How to Make a Career Change
The average person changes careers 5-7 times in their working life. With an increasing number of career choices, much of the workforce even changes careers or jobs every 12 months.
You might be influenced to change careers by any number of things. You might be seeking higher pay, better perks, career advancement options, or a better work-life balance. It might have to do with a stressful work environment or a relocation. Or maybe you’ve been impacted by a layoff, outsourcing, an economic crisis, or a bad boss. Maybe the job is just a bad fit.
Moreover, with COVID-19 disturbing our daily lives over the course of the past year and impacting so many industries, more people than ever are being forced to make career changes and look for new jobs. While it may seem like a bad moment to start a job hunt, waiting will only make the transition more difficult.
Are you one of the people that are yearning for a change? Have economic conditions forced you to look for a new job? Do you feel unprepared for this new, constantly changing job market?
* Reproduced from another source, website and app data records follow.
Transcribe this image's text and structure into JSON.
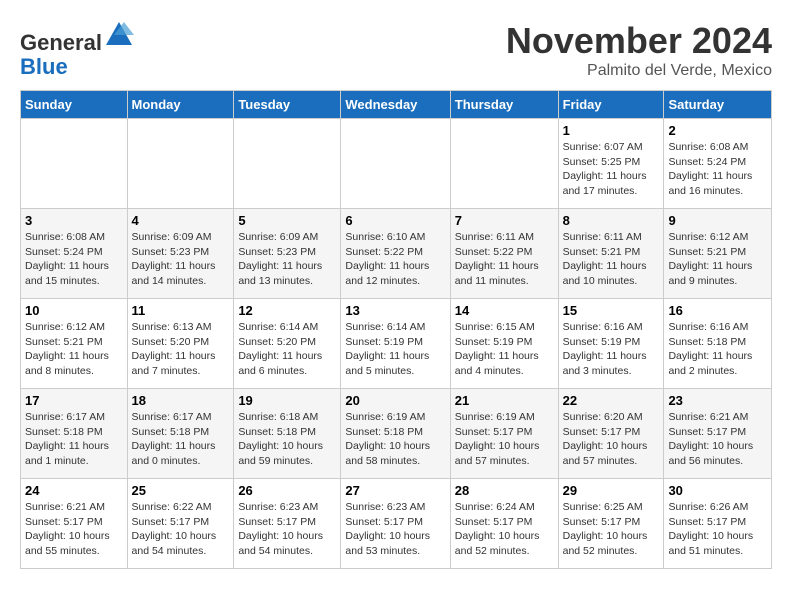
{
  "logo": {
    "general": "General",
    "blue": "Blue"
  },
  "header": {
    "month": "November 2024",
    "location": "Palmito del Verde, Mexico"
  },
  "weekdays": [
    "Sunday",
    "Monday",
    "Tuesday",
    "Wednesday",
    "Thursday",
    "Friday",
    "Saturday"
  ],
  "weeks": [
    [
      {
        "day": "",
        "info": ""
      },
      {
        "day": "",
        "info": ""
      },
      {
        "day": "",
        "info": ""
      },
      {
        "day": "",
        "info": ""
      },
      {
        "day": "",
        "info": ""
      },
      {
        "day": "1",
        "info": "Sunrise: 6:07 AM\nSunset: 5:25 PM\nDaylight: 11 hours and 17 minutes."
      },
      {
        "day": "2",
        "info": "Sunrise: 6:08 AM\nSunset: 5:24 PM\nDaylight: 11 hours and 16 minutes."
      }
    ],
    [
      {
        "day": "3",
        "info": "Sunrise: 6:08 AM\nSunset: 5:24 PM\nDaylight: 11 hours and 15 minutes."
      },
      {
        "day": "4",
        "info": "Sunrise: 6:09 AM\nSunset: 5:23 PM\nDaylight: 11 hours and 14 minutes."
      },
      {
        "day": "5",
        "info": "Sunrise: 6:09 AM\nSunset: 5:23 PM\nDaylight: 11 hours and 13 minutes."
      },
      {
        "day": "6",
        "info": "Sunrise: 6:10 AM\nSunset: 5:22 PM\nDaylight: 11 hours and 12 minutes."
      },
      {
        "day": "7",
        "info": "Sunrise: 6:11 AM\nSunset: 5:22 PM\nDaylight: 11 hours and 11 minutes."
      },
      {
        "day": "8",
        "info": "Sunrise: 6:11 AM\nSunset: 5:21 PM\nDaylight: 11 hours and 10 minutes."
      },
      {
        "day": "9",
        "info": "Sunrise: 6:12 AM\nSunset: 5:21 PM\nDaylight: 11 hours and 9 minutes."
      }
    ],
    [
      {
        "day": "10",
        "info": "Sunrise: 6:12 AM\nSunset: 5:21 PM\nDaylight: 11 hours and 8 minutes."
      },
      {
        "day": "11",
        "info": "Sunrise: 6:13 AM\nSunset: 5:20 PM\nDaylight: 11 hours and 7 minutes."
      },
      {
        "day": "12",
        "info": "Sunrise: 6:14 AM\nSunset: 5:20 PM\nDaylight: 11 hours and 6 minutes."
      },
      {
        "day": "13",
        "info": "Sunrise: 6:14 AM\nSunset: 5:19 PM\nDaylight: 11 hours and 5 minutes."
      },
      {
        "day": "14",
        "info": "Sunrise: 6:15 AM\nSunset: 5:19 PM\nDaylight: 11 hours and 4 minutes."
      },
      {
        "day": "15",
        "info": "Sunrise: 6:16 AM\nSunset: 5:19 PM\nDaylight: 11 hours and 3 minutes."
      },
      {
        "day": "16",
        "info": "Sunrise: 6:16 AM\nSunset: 5:18 PM\nDaylight: 11 hours and 2 minutes."
      }
    ],
    [
      {
        "day": "17",
        "info": "Sunrise: 6:17 AM\nSunset: 5:18 PM\nDaylight: 11 hours and 1 minute."
      },
      {
        "day": "18",
        "info": "Sunrise: 6:17 AM\nSunset: 5:18 PM\nDaylight: 11 hours and 0 minutes."
      },
      {
        "day": "19",
        "info": "Sunrise: 6:18 AM\nSunset: 5:18 PM\nDaylight: 10 hours and 59 minutes."
      },
      {
        "day": "20",
        "info": "Sunrise: 6:19 AM\nSunset: 5:18 PM\nDaylight: 10 hours and 58 minutes."
      },
      {
        "day": "21",
        "info": "Sunrise: 6:19 AM\nSunset: 5:17 PM\nDaylight: 10 hours and 57 minutes."
      },
      {
        "day": "22",
        "info": "Sunrise: 6:20 AM\nSunset: 5:17 PM\nDaylight: 10 hours and 57 minutes."
      },
      {
        "day": "23",
        "info": "Sunrise: 6:21 AM\nSunset: 5:17 PM\nDaylight: 10 hours and 56 minutes."
      }
    ],
    [
      {
        "day": "24",
        "info": "Sunrise: 6:21 AM\nSunset: 5:17 PM\nDaylight: 10 hours and 55 minutes."
      },
      {
        "day": "25",
        "info": "Sunrise: 6:22 AM\nSunset: 5:17 PM\nDaylight: 10 hours and 54 minutes."
      },
      {
        "day": "26",
        "info": "Sunrise: 6:23 AM\nSunset: 5:17 PM\nDaylight: 10 hours and 54 minutes."
      },
      {
        "day": "27",
        "info": "Sunrise: 6:23 AM\nSunset: 5:17 PM\nDaylight: 10 hours and 53 minutes."
      },
      {
        "day": "28",
        "info": "Sunrise: 6:24 AM\nSunset: 5:17 PM\nDaylight: 10 hours and 52 minutes."
      },
      {
        "day": "29",
        "info": "Sunrise: 6:25 AM\nSunset: 5:17 PM\nDaylight: 10 hours and 52 minutes."
      },
      {
        "day": "30",
        "info": "Sunrise: 6:26 AM\nSunset: 5:17 PM\nDaylight: 10 hours and 51 minutes."
      }
    ]
  ]
}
Changing careers isn’t as difficult as you think. Here are the career change steps that will get you there.
Where to Start and What to Focus On
The most difficult part of making a career change is taking action. About 80 % of people are not happy with where they are in their career and ask themselves if they should do something about it. And they ask themselves that... for years. Don’t keep questioning; start doing something about it.
Sit down with a pen and paper and start brainstorming. What are you qualified for? What are you passionate about?
Take some time to make a list of what you would like to do, what qualifications and skills are needed for the job, and which of those you already possess. Cross-reference them and see if you could be the right fit for the position.
For example: Has becoming an English teacher always been your dream? Think about how proficient you are in English. Do you enjoy teaching? What qualifications and certifications do you already have? It is important to make an informed decision about what you are doing. In the end, it is about your job and your life, so it’s important to give this some real thought.
Next, explore what fields are expanding, what companies are growing, and who the key employers are. Find out what kind of talent are they looking for and what personality type suits the position. Where can you find all of this information?
Start reading newspapers, business press, employment websites, and most importantly, start talking to people that you know in positions that you would like to start working in.
“Opportunities do not float like clouds in the sky. They’re attached to people. If you’re looking for an opportunity, you’re really looking for a person.”
- Reid Hoffman, co-founder of LinkedIn
People can be your most valuable resource. They can serve as guidance and give you the advice you need to get ahead. They will be the ones directing you to open positions and opening doors to new opportunities.
Connect with professional groups online and in person. They can help you learn about the industry and provide you with the necessary connections.
Making the Shift
Don’t get discouraged by the process. Your circumstances and other various outside factors will affect your experience finding a new job. It is a fact that you are not going to land every job you apply for. No one does!
The entire process of shifting a career can take a few months to a few years. You might also be lucky and find the position you want quickly. Either way, try to stay positive and focused. Celebrate every success and learn how to accept rejection as part of the process.
Here are a few things you should do to make the process of obtaining a new job easier:
Learn the Industry
Look for ways to get experience in the industry. Are there any internships or apprenticeships available? You can utilize social media sites like LinkedIn, read reports, and check job postings to learn the terminology and jargon for the role you’re interested in.
Enroll in courses or check if there are any specific certifications needed for the job. Are there any computer programs you need to brush up on? Having the skills and knowing the lingo will make you stand out in the crowd.
Build a Resume
Don’t procrastinate. Set goals.
Give yourself a deadline for writing a resume. Tie your old work experience with the new job. Highlight all the applicable skills and similarities between the companies/positions. Most importantly, let the new employer know who you are and what you can bring to the organization.
Prepare for the interviews. For every job, there are specific things employers want to know before they hire you. With a bit of research, you will know just what they are. Think of answers for the potential interview questions, including the one: Why did you decide to change your career?
Plan for the Future
Once you have a new job, don’t stop there. What’s next?
Prepare for the job you are about to take. Work hard to build your credibility and consider how you can further your career from this point on. Attend workshops, maintain your skills and your network, and monitor the marketplace. You never know when you will have to make the change again.
Take Time for Yourself
Let’s face it. Looking for a job can be stressful and exhausting. You are constantly sending resumes, looking at job postings, and going on interviews. Always being plugged in makes it hard to let your mind rest.
When you are in the midst of an exhausting job search, you still have to make time for yourself. After all, you are doing this to make yourself happier. For a day, or a weekend, turn off your phone and put away your computer. Give yourself permission to get away.
When you return to the digital world, you'll feel renewed and ready to dive back into the job search.
If you’re seriously considering a career change, there’s no better time to take action than right away. Follow the tips above to get yourself started.
In many cases, learning or improving your English language aptitude can be a good place to start building your skills. If you’re interested in learning more, try out a free class by clicking the link below.